Summer's fading at Y; sign up soon
Summer programs at the North Pinellas Family YMCA in East Lake are heading into their final month. But there's still time to sign up for the final session of summer camp for children.
The last camps of the summer will begin Aug. 5 at Cypress Woods Elementary School in East Lake and Lake St. George and Highland Lakes elementary schools in Palm Harbor, said Roger Jacobs, executive director of the Y. The camps will continue until Aug. 20, the day before school resumes for the fall.
The camps are for children from kindergarten through age 12. Activities include swimming, sports, games, cookouts, arts and crafts, movies, singing, nature studies and field trips.
Children ages 12-15 can sign up for "Campers in Leadership Training" at the three schools.
The camps run from 9 a.m. to 5 p.m., but parents can drop children off as early as 7 a.m. and pick them up as late as 6 p.m.
Cost of the two-week camps are $120 per child, plus a $5 registration fee. The leadership camps are $75.
Thursday is the first day that parents can sign up for the before- and after-school day-care programs at Cypress Woods Elementary School and 10 other elementary schools in North Pinellas. The program is designed to accommodate working parents.
The YMCA supervises activities for pupils in the school cafeterias, from 7 a.m. until school starts in the morning and from the time school lets out in the afternoon until 6 p.m. Activities include games and arts and crafts _ and homework.
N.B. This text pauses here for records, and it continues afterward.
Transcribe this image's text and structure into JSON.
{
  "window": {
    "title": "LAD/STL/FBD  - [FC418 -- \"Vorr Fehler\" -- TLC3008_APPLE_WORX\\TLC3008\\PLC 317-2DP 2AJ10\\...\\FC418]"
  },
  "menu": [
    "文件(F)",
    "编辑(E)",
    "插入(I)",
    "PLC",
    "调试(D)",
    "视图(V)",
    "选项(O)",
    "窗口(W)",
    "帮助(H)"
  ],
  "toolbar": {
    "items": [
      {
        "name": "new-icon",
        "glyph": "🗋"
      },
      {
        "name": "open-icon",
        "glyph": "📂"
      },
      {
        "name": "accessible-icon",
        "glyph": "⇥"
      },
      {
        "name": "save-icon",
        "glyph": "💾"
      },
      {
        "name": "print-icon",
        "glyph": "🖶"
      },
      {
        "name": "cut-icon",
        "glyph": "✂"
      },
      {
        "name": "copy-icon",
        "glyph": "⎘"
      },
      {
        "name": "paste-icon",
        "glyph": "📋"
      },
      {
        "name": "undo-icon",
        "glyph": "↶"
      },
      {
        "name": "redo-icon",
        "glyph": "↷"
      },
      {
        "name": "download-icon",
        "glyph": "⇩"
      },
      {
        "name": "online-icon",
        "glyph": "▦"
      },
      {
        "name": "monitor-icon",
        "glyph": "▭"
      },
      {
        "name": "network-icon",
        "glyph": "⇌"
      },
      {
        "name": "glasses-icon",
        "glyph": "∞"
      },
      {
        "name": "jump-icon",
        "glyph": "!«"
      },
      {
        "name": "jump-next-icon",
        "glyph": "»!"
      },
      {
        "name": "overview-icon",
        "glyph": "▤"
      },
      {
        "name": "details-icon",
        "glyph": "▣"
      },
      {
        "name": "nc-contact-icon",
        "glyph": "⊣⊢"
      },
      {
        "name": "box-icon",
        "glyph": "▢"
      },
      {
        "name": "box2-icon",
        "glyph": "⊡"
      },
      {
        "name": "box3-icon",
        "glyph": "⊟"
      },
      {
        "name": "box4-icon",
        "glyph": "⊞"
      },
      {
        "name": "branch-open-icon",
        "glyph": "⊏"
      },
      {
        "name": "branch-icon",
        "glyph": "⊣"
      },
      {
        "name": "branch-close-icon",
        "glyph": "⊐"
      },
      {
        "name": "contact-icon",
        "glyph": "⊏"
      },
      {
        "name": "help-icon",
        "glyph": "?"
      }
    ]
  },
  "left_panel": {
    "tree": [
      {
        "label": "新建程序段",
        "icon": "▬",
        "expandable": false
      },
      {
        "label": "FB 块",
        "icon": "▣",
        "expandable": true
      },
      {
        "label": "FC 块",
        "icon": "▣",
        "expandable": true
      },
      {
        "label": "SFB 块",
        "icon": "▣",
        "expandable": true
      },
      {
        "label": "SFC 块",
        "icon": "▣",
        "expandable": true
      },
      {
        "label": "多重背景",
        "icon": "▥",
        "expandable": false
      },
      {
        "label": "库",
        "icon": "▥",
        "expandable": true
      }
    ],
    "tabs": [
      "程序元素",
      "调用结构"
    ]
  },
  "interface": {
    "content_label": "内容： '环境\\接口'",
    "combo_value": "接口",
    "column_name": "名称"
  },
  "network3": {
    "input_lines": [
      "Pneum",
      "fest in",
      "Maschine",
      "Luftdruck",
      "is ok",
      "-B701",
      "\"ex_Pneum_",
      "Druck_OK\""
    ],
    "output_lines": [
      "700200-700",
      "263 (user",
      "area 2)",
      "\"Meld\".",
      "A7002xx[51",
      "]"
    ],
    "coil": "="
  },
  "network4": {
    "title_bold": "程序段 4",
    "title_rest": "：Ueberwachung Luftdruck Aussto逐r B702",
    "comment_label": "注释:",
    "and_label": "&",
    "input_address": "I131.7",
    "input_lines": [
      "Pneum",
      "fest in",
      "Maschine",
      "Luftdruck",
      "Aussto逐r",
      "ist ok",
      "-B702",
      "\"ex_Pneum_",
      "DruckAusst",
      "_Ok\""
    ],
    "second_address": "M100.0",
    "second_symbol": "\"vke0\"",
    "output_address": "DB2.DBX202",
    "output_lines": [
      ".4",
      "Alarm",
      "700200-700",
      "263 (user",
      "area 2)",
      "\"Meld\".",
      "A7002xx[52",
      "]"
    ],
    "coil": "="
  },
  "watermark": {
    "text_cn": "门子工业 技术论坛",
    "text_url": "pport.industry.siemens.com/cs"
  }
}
Jacobs said the cost is $144 per month for each child. The program is directed by Susan Cress of the YMCA staff. For information or to register, call the Y at 784-8333.
MASH gets new meaning
On a long-running television show by the same name, M+A+S+H meant Mobile Army Surgical Hospital.
But in East Lake, MASH means Mainstreamed Adult Singles at Home.
It's the new name of a group of physically and mentally handicapped adults who live with their parents or other relatives. The group had been called Still at Home Singles.
The organization gives its members opportunities to socialize and have fun together, said Ann Millan, a parent adviser to the group.
"Among families in the East Lake area are a growing number of challenged adults living at home with parents or relatives," Mrs. Millan said. "Many are isolated due to the fact that they are new to the area, are unable to independently get themselves outside of their own environment, or just do not have a circle of friends.
"We are looking for these challenged adults who want to expand beyond the home, to meet and socialize with their peers and to experience the enjoyment of friendship, fun and social events," she said.
The group swims at the Family YMCA of North Pinellas in East Lake each Tuesday and Thursday from noon to 3 p.m., and has an evening social, with swimming, tennis and refreshments, each Friday from 6 to 9 p.m. at the YMCA at 4550 Village Center Drive.
The regular monthly meeting of MASH is at 7 p.m. the third Thursday of each month at the McDonald's restaurant in East Lake Woodlands Plaza.
For information, call president Kristine Hill at 789-5996, Mrs. Millan at 785-0112 or another parent adviser, Denice Hill, at 789-5996.
_ We're on the lookout for news for this East Lake column. If you've got news or news tips about clubs, schools, churches, businesses, your neighbors or your family, let us know. Call Donald Finley at 445-4229 or write him at the Times, 34342 U.S. 19 N, Palm Harbor, FL 34684. Or you may fax material to him at 445-4206.